WHAT THE TASK ASKS: When the string "name" occurs in a line of the records, show that line.

INPUT DATA:
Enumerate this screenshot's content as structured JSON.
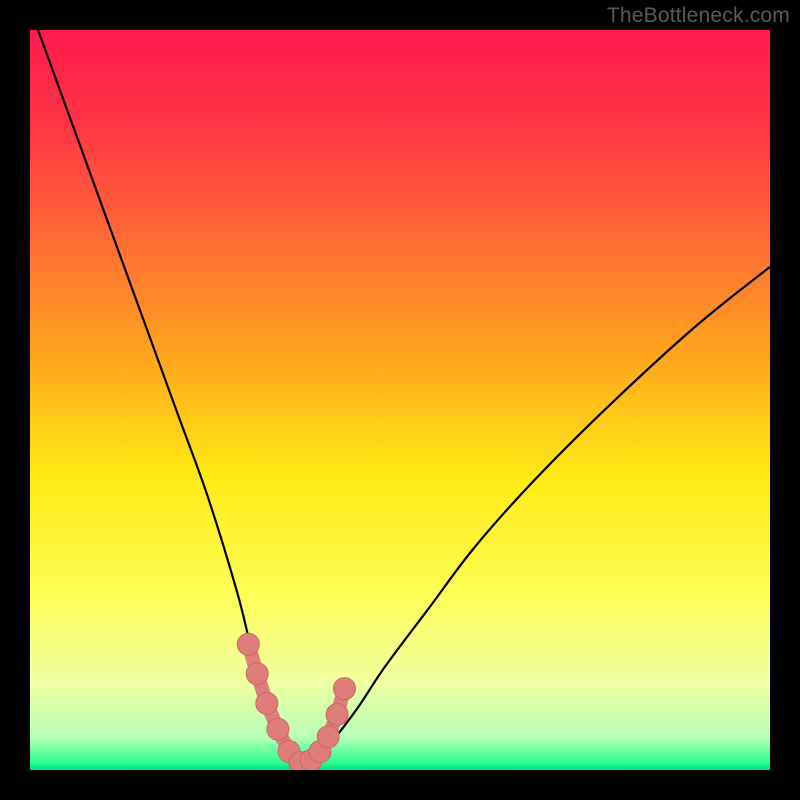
{
  "watermark": "TheBottleneck.com",
  "colors": {
    "frame": "#000000",
    "curve_stroke": "#000000",
    "marker_fill": "#df7d7a",
    "marker_stroke": "#c96763",
    "gradient_stops": [
      {
        "offset": 0.0,
        "color": "#ff1a4f"
      },
      {
        "offset": 0.12,
        "color": "#ff3246"
      },
      {
        "offset": 0.28,
        "color": "#ff6a35"
      },
      {
        "offset": 0.44,
        "color": "#ffa41e"
      },
      {
        "offset": 0.6,
        "color": "#ffe913"
      },
      {
        "offset": 0.76,
        "color": "#fefe56"
      },
      {
        "offset": 0.88,
        "color": "#f1ffa0"
      },
      {
        "offset": 0.955,
        "color": "#b8ffb8"
      },
      {
        "offset": 0.99,
        "color": "#2bff90"
      },
      {
        "offset": 1.0,
        "color": "#00dd88"
      }
    ]
  },
  "chart_data": {
    "type": "line",
    "title": "",
    "xlabel": "",
    "ylabel": "",
    "ylim": [
      0,
      100
    ],
    "xlim": [
      0,
      100
    ],
    "series": [
      {
        "name": "bottleneck-curve",
        "x": [
          0,
          4,
          8,
          12,
          16,
          20,
          24,
          28,
          30,
          32,
          34,
          35.5,
          37,
          40,
          44,
          48,
          54,
          60,
          68,
          78,
          90,
          100
        ],
        "y": [
          103,
          92,
          81,
          70,
          59,
          48,
          37,
          24,
          16,
          9,
          3.5,
          1.2,
          1.2,
          3,
          8,
          14,
          22,
          30,
          39,
          49,
          60,
          68
        ]
      }
    ],
    "markers": {
      "name": "highlighted-points",
      "x": [
        29.5,
        30.7,
        32.0,
        33.5,
        35.0,
        36.5,
        38.0,
        39.2,
        40.3,
        41.5,
        42.5
      ],
      "y": [
        17.0,
        13.0,
        9.0,
        5.5,
        2.5,
        1.0,
        1.3,
        2.5,
        4.5,
        7.5,
        11.0
      ]
    }
  }
}
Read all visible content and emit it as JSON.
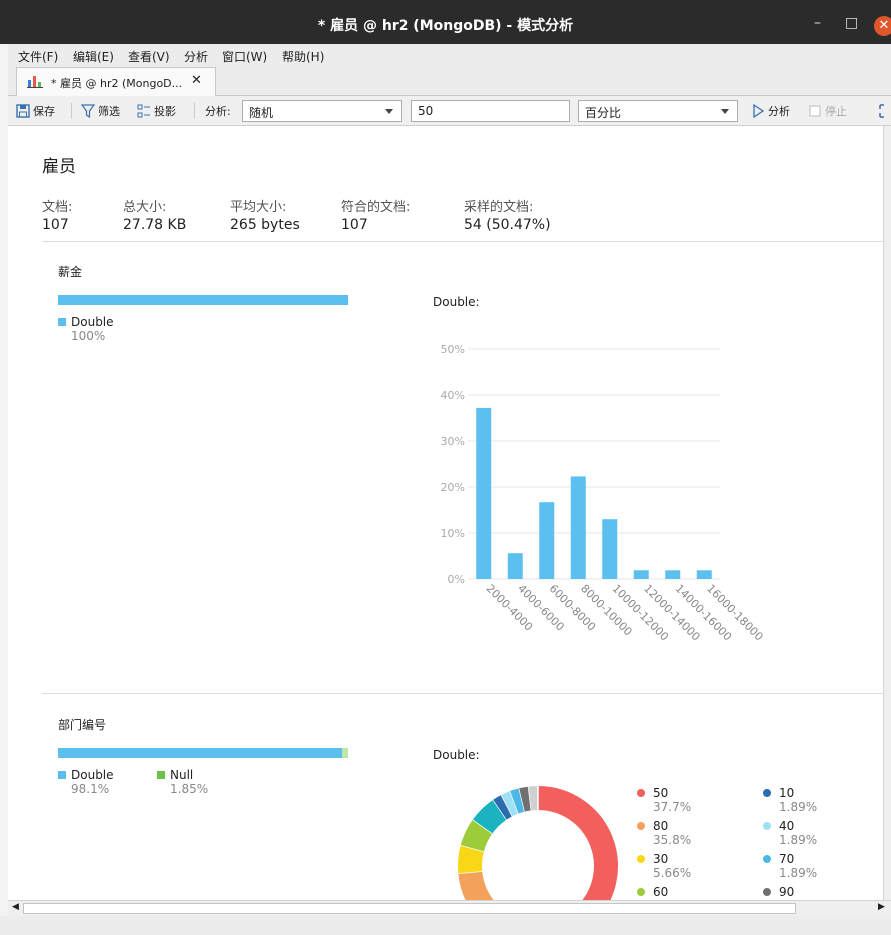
{
  "window": {
    "title": "* 雇员 @ hr2 (MongoDB) - 模式分析",
    "minimize": "–",
    "maximize": "□",
    "close": "✕"
  },
  "menu": [
    "文件(F)",
    "编辑(E)",
    "查看(V)",
    "分析",
    "窗口(W)",
    "帮助(H)"
  ],
  "tab": {
    "label": "* 雇员 @ hr2 (MongoD...",
    "close": "✕"
  },
  "toolbar": {
    "save": "保存",
    "filter": "筛选",
    "project": "投影",
    "analyze_label": "分析:",
    "mode": "随机",
    "sample_count": "50",
    "unit": "百分比",
    "run": "分析",
    "stop": "停止"
  },
  "collection": {
    "name": "雇员",
    "stats": [
      {
        "label": "文档:",
        "value": "107"
      },
      {
        "label": "总大小:",
        "value": "27.78 KB"
      },
      {
        "label": "平均大小:",
        "value": "265 bytes"
      },
      {
        "label": "符合的文档:",
        "value": "107"
      },
      {
        "label": "采样的文档:",
        "value": "54 (50.47%)"
      }
    ]
  },
  "fields": [
    {
      "name": "薪金",
      "types": [
        {
          "name": "Double",
          "pct": "100%",
          "fraction": 1.0,
          "color": "#5bc0f0"
        }
      ],
      "chart_title": "Double:"
    },
    {
      "name": "部门编号",
      "types": [
        {
          "name": "Double",
          "pct": "98.1%",
          "fraction": 0.981,
          "color": "#5bc0f0"
        },
        {
          "name": "Null",
          "pct": "1.85%",
          "fraction": 0.0185,
          "color": "#6cc24a"
        }
      ],
      "chart_title": "Double:"
    }
  ],
  "chart_data": [
    {
      "type": "bar",
      "categories": [
        "2000-4000",
        "4000-6000",
        "6000-8000",
        "8000-10000",
        "10000-12000",
        "12000-14000",
        "14000-16000",
        "16000-18000"
      ],
      "values": [
        37.2,
        5.6,
        16.7,
        22.3,
        13.0,
        1.9,
        1.9,
        1.9
      ],
      "y_ticks": [
        "0%",
        "10%",
        "20%",
        "30%",
        "40%",
        "50%"
      ],
      "ylim": [
        0,
        50
      ],
      "color": "#5bc0f0",
      "grid": true
    },
    {
      "type": "pie",
      "donut": true,
      "slices": [
        {
          "label": "50",
          "pct": "37.7%",
          "value": 37.7,
          "color": "#f25f5c"
        },
        {
          "label": "80",
          "pct": "35.8%",
          "value": 35.8,
          "color": "#f4a25b"
        },
        {
          "label": "30",
          "pct": "5.66%",
          "value": 5.66,
          "color": "#f7d716"
        },
        {
          "label": "60",
          "pct": "",
          "value": 5.66,
          "color": "#9ccc3a"
        },
        {
          "label": "",
          "pct": "",
          "value": 5.66,
          "color": "#1bb3c0"
        },
        {
          "label": "10",
          "pct": "1.89%",
          "value": 1.89,
          "color": "#2b6cb0"
        },
        {
          "label": "40",
          "pct": "1.89%",
          "value": 1.89,
          "color": "#9fe0f5"
        },
        {
          "label": "70",
          "pct": "1.89%",
          "value": 1.89,
          "color": "#4cb8e8"
        },
        {
          "label": "90",
          "pct": "",
          "value": 1.89,
          "color": "#707070"
        },
        {
          "label": "",
          "pct": "",
          "value": 1.89,
          "color": "#d0d0d0"
        }
      ]
    }
  ]
}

ANSWER FOR THIS EXERCISE:
        "name": "bottleneck-curve",
      "name": "highlighted-points",
    "name": "雇员",
      "name": "薪金",
          "name": "Double",
      "name": "部门编号",
          "name": "Double",
          "name": "Null",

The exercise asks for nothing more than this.